A proposed development on Spring Lake could would bring 100 homes near Sunset Avenue and Marschall Road but has raised concerns among neighbors that it could harm wildlife habitat and add unwanted chaos to an otherwise tame locale.
John Anderson, representing Winkler Development Company, described his idea to develop the land at the Planning Commission meeting Monday. The developer is looking to add 100 lots for single-family homes and a dock of up to 100 boat slips, though the number of slips hasn't been decided, Anderson said.
According to Jeff Matzke, city planner, it will be months before any action is taken. The City Council plans to discuss the development at its July 15 regular meeting.
“We’ve had a lot of people call concerned about the boat slips impacting the environment, but the city doesn’t have a lot of details because it’s a concept plan at this point,” Matzke said.
An environmental impact study is required for developments if certain thresholds are met, such as tree density and acreage. Matzke said it’s not likely that the 65-acres of land will require an environmental impact study, which is typically reserved for larger developments.
“There are more questions than answers at this point,” Matzke said.
Anderson, who lives in Prior Lake, told the commissioners that the developer plans to preserve “quite a few” trees. It will likely have to remove cattails to develop the proposed boat slips.
The boat slips would come off the corner of the wetlands. The conceptual layout on a rendering provided to the commissioner does not show a final design but rather a rough sketch of what the development might look like.
“There’s a possibility that we could clear in that area and put picnic tables there,” Anderson said.
The development would preserve about half of the land as wetlands, stormwater-treatment basins and other open space, including a trail, Anderson said. A large area along the lakeside that is submerged during high water and is covered in cattails would largely be left alone, he added.
Lot construction would likely would run through 2021, potentially starting this winter, Anderson said. Home-building could continue in the years after.
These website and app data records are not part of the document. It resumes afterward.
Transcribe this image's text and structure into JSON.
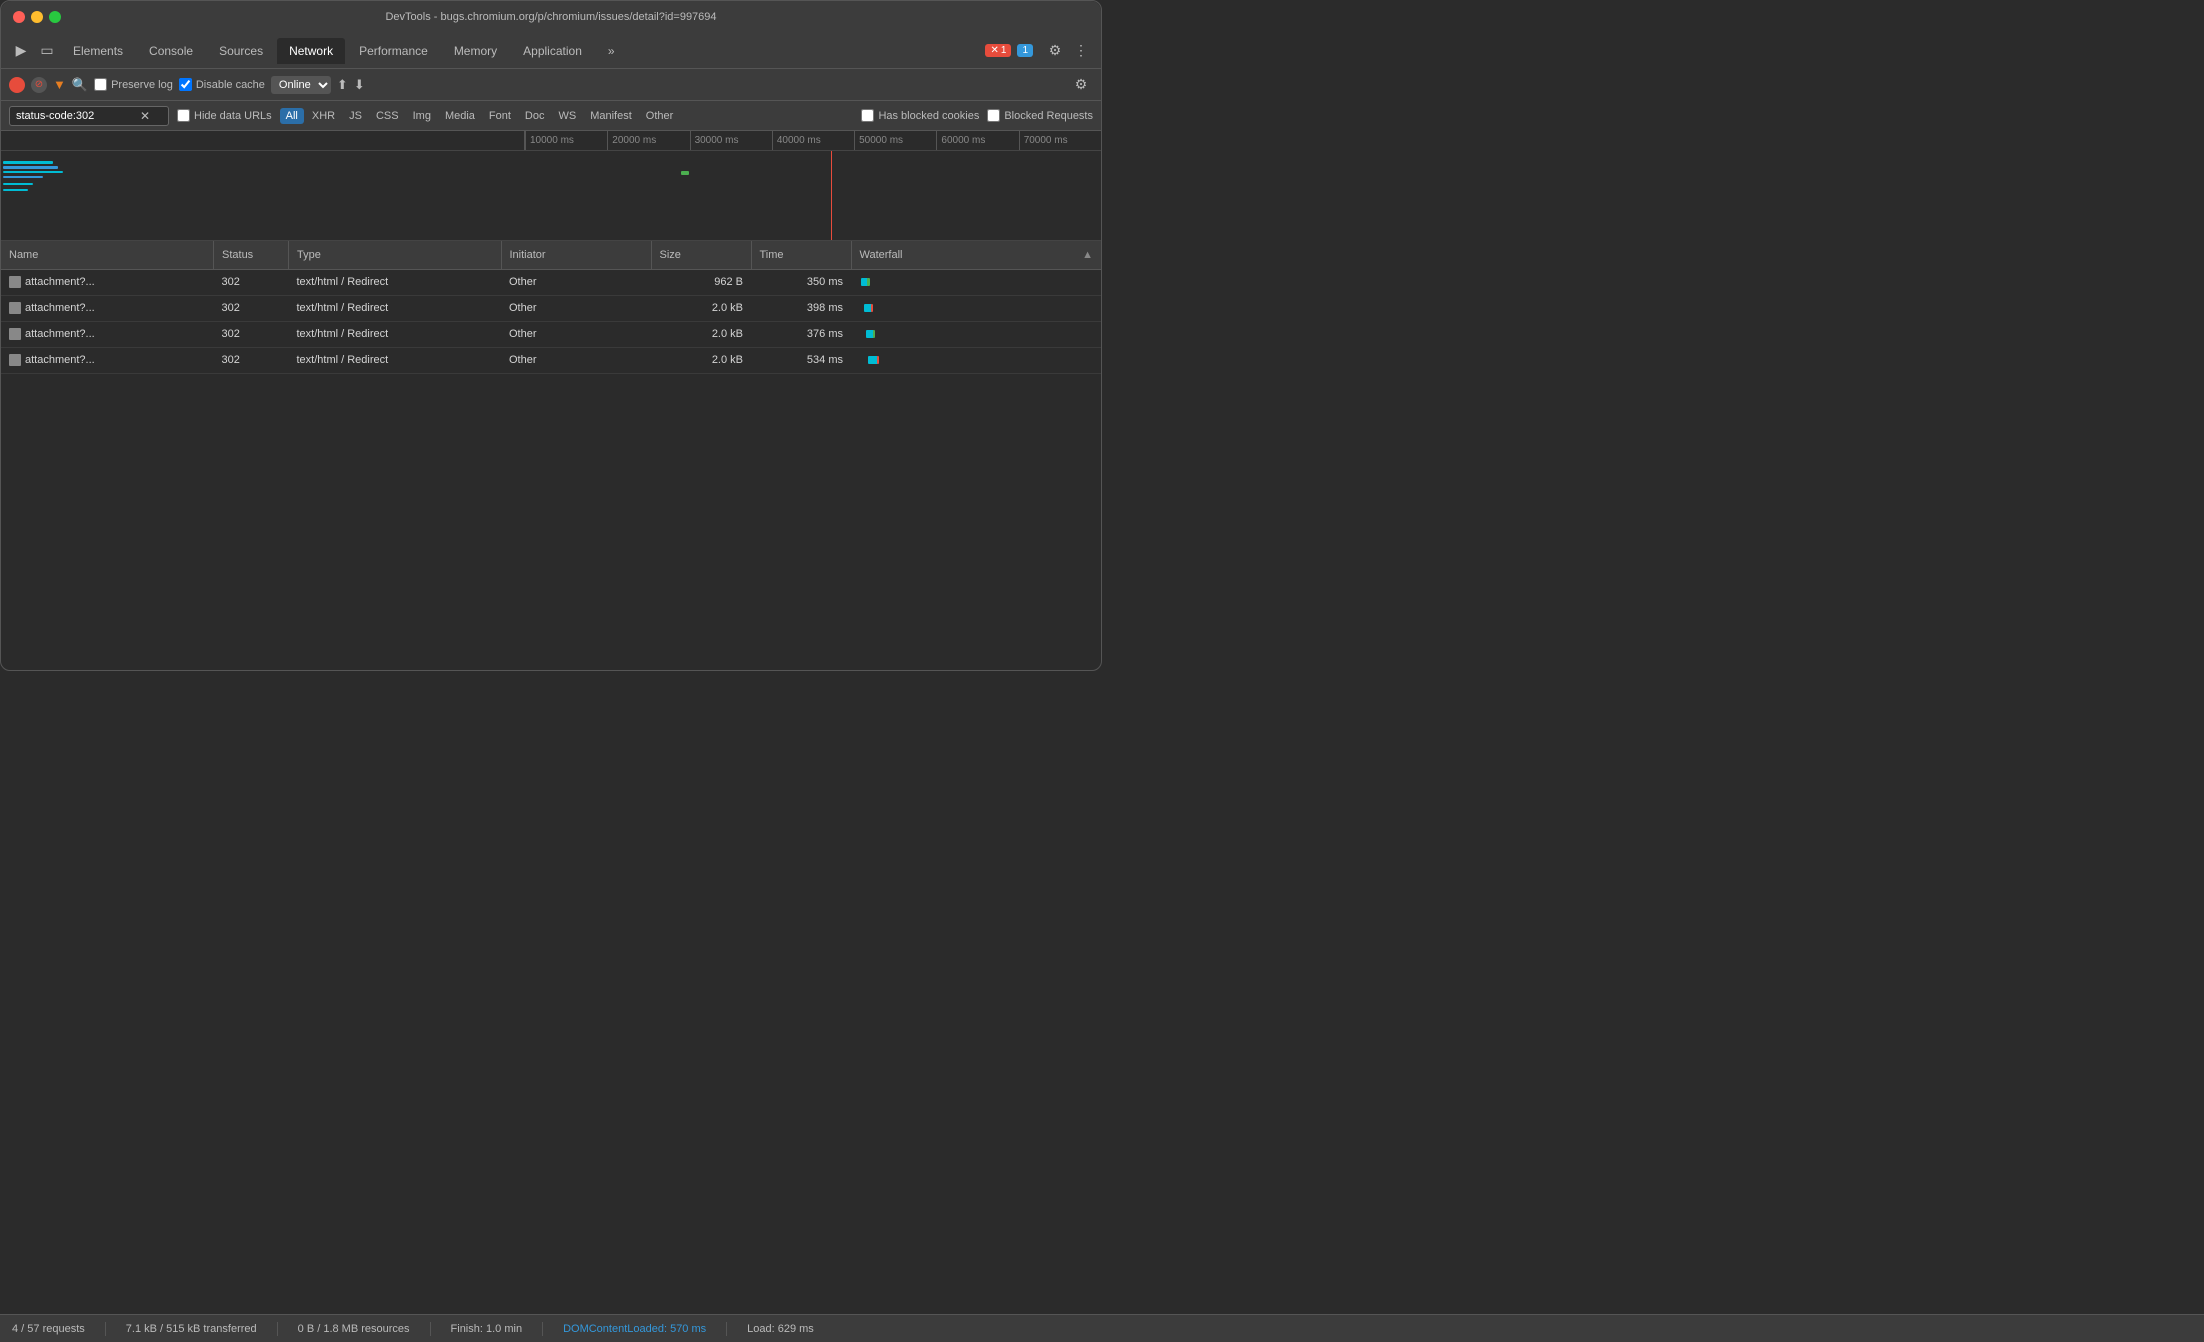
{
  "titleBar": {
    "title": "DevTools - bugs.chromium.org/p/chromium/issues/detail?id=997694"
  },
  "tabs": [
    {
      "label": "Elements",
      "active": false
    },
    {
      "label": "Console",
      "active": false
    },
    {
      "label": "Sources",
      "active": false
    },
    {
      "label": "Network",
      "active": true
    },
    {
      "label": "Performance",
      "active": false
    },
    {
      "label": "Memory",
      "active": false
    },
    {
      "label": "Application",
      "active": false
    }
  ],
  "toolbar": {
    "preserveLog": "Preserve log",
    "disableCache": "Disable cache",
    "online": "Online",
    "moreTabsIcon": "»",
    "errorBadge": "1",
    "warningBadge": "1"
  },
  "filterBar": {
    "searchValue": "status-code:302",
    "hideDataURLs": "Hide data URLs",
    "filterTypes": [
      {
        "label": "All",
        "active": true
      },
      {
        "label": "XHR",
        "active": false
      },
      {
        "label": "JS",
        "active": false
      },
      {
        "label": "CSS",
        "active": false
      },
      {
        "label": "Img",
        "active": false
      },
      {
        "label": "Media",
        "active": false
      },
      {
        "label": "Font",
        "active": false
      },
      {
        "label": "Doc",
        "active": false
      },
      {
        "label": "WS",
        "active": false
      },
      {
        "label": "Manifest",
        "active": false
      },
      {
        "label": "Other",
        "active": false
      }
    ],
    "hasBlockedCookies": "Has blocked cookies",
    "blockedRequests": "Blocked Requests"
  },
  "timeline": {
    "ticks": [
      "10000 ms",
      "20000 ms",
      "30000 ms",
      "40000 ms",
      "50000 ms",
      "60000 ms",
      "70000 ms"
    ]
  },
  "tableHeaders": [
    {
      "label": "Name",
      "key": "name"
    },
    {
      "label": "Status",
      "key": "status"
    },
    {
      "label": "Type",
      "key": "type"
    },
    {
      "label": "Initiator",
      "key": "initiator"
    },
    {
      "label": "Size",
      "key": "size"
    },
    {
      "label": "Time",
      "key": "time"
    },
    {
      "label": "Waterfall",
      "key": "waterfall",
      "sortable": true
    }
  ],
  "tableRows": [
    {
      "name": "attachment?...",
      "status": "302",
      "type": "text/html / Redirect",
      "initiator": "Other",
      "size": "962 B",
      "time": "350 ms",
      "wfLeft": "0%",
      "wfWidth": "3%",
      "wfColor": "#00bcd4"
    },
    {
      "name": "attachment?...",
      "status": "302",
      "type": "text/html / Redirect",
      "initiator": "Other",
      "size": "2.0 kB",
      "time": "398 ms",
      "wfLeft": "0.2%",
      "wfWidth": "3.5%",
      "wfColor": "#00bcd4"
    },
    {
      "name": "attachment?...",
      "status": "302",
      "type": "text/html / Redirect",
      "initiator": "Other",
      "size": "2.0 kB",
      "time": "376 ms",
      "wfLeft": "0.4%",
      "wfWidth": "3.2%",
      "wfColor": "#00bcd4"
    },
    {
      "name": "attachment?...",
      "status": "302",
      "type": "text/html / Redirect",
      "initiator": "Other",
      "size": "2.0 kB",
      "time": "534 ms",
      "wfLeft": "0.6%",
      "wfWidth": "4%",
      "wfColor": "#00bcd4"
    }
  ],
  "statusBar": {
    "requests": "4 / 57 requests",
    "transferred": "7.1 kB / 515 kB transferred",
    "resources": "0 B / 1.8 MB resources",
    "finish": "Finish: 1.0 min",
    "domContentLoaded": "DOMContentLoaded: 570 ms",
    "load": "Load: 629 ms"
  }
}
Christopher Crowhurst, a member of the Spring Lake Association, said he moved to Spring Lake so he and his wife could kayak in a safe, low-traffic area. He believes the potential development threatens the lake’s serenity, safety and habitats. An additional 100 slips on the lake would mean “effectively 40% more boats on the lake,” he said.
Spring Lake already has a little more than 200 homes and 50 additional docks, plus a small public boat launch, Crowhurst said. Spring Lake’s surface area is 587 acres, according to the Prior Lake-Spring Lake Watershed District.
If 250 boats were on the lake at once, that would leave roughly two acres’ surface area per boat. According to a report by the United States Army Corps of Engineers, boat traffic density poses the highest risk of accidents and conflict when there are fewer than 10 acres of surface area per boat.
“Adding 100 boat slips would radically change the lake’s character,” Crowhurst said. “It would result in more accidents and conflict.”
The wetlands and cattail area are a nesting place for heron and cranes, the latter including several threatened and endangered species, he added.
“A plethora of small wildlife lives in that area,” Crowhurst said. “You have beavers, otters, turtles — it’s a natural beautiful habitat for the lake. ... You’re asking for a proliferation of environmental damage.”
Correction, 4 p.m. Monday, July 15: The original version of this article contained several errors and misstatements. The Spring Lake development could include up to 100 boat slips based on its lake frontage, but a specific number hasn't been proposed. One boat slip per 18 or so feet of shoreline is allowed; that figure doesn't represent a boat slip's square footage. Anderson said brush, not trees, might be removed for picnic tables. Much of the land's wetlands and cattails would be left alone under the concept he presented.